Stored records
*****

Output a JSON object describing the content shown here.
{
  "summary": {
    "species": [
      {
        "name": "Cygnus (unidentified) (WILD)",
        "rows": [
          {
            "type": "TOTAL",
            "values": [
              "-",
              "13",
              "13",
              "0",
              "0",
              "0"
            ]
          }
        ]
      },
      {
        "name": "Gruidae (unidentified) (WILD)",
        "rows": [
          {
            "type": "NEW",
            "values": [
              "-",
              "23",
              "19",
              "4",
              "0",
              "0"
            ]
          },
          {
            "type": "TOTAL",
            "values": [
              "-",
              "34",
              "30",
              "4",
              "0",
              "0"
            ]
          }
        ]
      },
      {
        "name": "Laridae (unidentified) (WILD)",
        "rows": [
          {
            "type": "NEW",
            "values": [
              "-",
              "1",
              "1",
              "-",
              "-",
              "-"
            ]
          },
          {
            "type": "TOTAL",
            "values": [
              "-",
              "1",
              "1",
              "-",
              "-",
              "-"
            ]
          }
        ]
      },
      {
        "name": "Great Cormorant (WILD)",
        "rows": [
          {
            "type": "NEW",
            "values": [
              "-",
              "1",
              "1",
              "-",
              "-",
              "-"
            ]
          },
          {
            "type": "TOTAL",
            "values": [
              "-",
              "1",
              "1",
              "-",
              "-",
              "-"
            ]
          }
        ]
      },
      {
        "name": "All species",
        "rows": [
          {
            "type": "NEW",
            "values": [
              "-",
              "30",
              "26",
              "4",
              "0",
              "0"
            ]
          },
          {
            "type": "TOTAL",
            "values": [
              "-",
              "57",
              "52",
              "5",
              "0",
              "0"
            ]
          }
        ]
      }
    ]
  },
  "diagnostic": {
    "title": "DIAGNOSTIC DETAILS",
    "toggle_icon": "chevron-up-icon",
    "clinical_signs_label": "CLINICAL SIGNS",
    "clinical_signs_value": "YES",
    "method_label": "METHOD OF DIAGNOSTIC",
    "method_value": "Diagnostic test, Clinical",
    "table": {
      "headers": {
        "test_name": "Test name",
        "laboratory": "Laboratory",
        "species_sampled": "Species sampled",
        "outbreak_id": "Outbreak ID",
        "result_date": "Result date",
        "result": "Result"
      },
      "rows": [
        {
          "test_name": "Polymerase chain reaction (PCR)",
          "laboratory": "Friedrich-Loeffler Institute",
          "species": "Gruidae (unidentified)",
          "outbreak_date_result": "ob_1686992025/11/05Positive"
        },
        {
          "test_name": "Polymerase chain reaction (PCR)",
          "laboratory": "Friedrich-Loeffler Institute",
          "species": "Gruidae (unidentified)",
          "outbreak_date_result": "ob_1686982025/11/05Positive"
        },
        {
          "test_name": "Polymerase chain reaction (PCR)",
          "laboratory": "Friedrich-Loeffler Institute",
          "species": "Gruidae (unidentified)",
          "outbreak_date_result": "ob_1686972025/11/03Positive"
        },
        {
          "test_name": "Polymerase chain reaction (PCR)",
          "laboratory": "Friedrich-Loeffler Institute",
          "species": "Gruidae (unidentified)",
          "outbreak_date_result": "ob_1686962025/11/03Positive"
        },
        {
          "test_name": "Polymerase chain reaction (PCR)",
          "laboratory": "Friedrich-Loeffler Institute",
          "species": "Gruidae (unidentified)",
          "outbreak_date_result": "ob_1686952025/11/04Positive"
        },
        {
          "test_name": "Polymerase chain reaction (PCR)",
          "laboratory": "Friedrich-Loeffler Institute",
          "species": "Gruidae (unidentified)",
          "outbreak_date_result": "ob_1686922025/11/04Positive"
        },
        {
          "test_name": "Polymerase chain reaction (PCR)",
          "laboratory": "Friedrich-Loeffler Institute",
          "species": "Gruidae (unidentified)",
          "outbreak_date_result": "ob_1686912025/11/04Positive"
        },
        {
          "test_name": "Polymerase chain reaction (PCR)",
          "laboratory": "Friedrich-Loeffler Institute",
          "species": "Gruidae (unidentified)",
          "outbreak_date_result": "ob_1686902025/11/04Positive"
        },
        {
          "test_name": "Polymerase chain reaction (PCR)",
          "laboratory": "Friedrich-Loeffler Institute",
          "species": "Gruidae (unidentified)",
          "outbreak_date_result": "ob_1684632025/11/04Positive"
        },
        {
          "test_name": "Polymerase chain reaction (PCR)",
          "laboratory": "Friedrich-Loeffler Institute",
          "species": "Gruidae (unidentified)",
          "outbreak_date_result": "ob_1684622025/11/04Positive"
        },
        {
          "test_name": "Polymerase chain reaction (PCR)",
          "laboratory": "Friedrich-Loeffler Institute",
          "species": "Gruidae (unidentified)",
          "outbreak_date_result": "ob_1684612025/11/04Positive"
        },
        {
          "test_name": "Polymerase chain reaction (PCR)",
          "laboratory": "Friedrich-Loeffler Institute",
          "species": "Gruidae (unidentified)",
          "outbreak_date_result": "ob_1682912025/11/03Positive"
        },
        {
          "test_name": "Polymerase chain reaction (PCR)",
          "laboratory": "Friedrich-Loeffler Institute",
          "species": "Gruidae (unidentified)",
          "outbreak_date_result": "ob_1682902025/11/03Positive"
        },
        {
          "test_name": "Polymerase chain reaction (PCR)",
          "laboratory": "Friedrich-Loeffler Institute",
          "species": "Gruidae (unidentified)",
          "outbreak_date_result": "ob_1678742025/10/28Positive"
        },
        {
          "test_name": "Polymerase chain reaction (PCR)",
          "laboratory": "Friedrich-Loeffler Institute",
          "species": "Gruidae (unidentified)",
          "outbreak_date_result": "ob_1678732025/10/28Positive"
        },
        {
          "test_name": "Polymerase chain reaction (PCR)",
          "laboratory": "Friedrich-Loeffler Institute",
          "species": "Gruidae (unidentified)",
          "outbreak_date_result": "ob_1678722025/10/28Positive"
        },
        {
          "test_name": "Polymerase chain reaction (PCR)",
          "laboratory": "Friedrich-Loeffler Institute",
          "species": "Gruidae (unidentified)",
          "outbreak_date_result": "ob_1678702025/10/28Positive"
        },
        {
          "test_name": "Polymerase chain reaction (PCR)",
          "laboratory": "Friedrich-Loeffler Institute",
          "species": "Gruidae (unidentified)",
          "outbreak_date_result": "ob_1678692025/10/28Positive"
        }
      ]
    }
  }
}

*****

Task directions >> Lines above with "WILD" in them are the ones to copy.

Solved problem >>
        "name": "Cygnus (unidentified) (WILD)",
        "name": "Gruidae (unidentified) (WILD)",
        "name": "Laridae (unidentified) (WILD)",
        "name": "Great Cormorant (WILD)",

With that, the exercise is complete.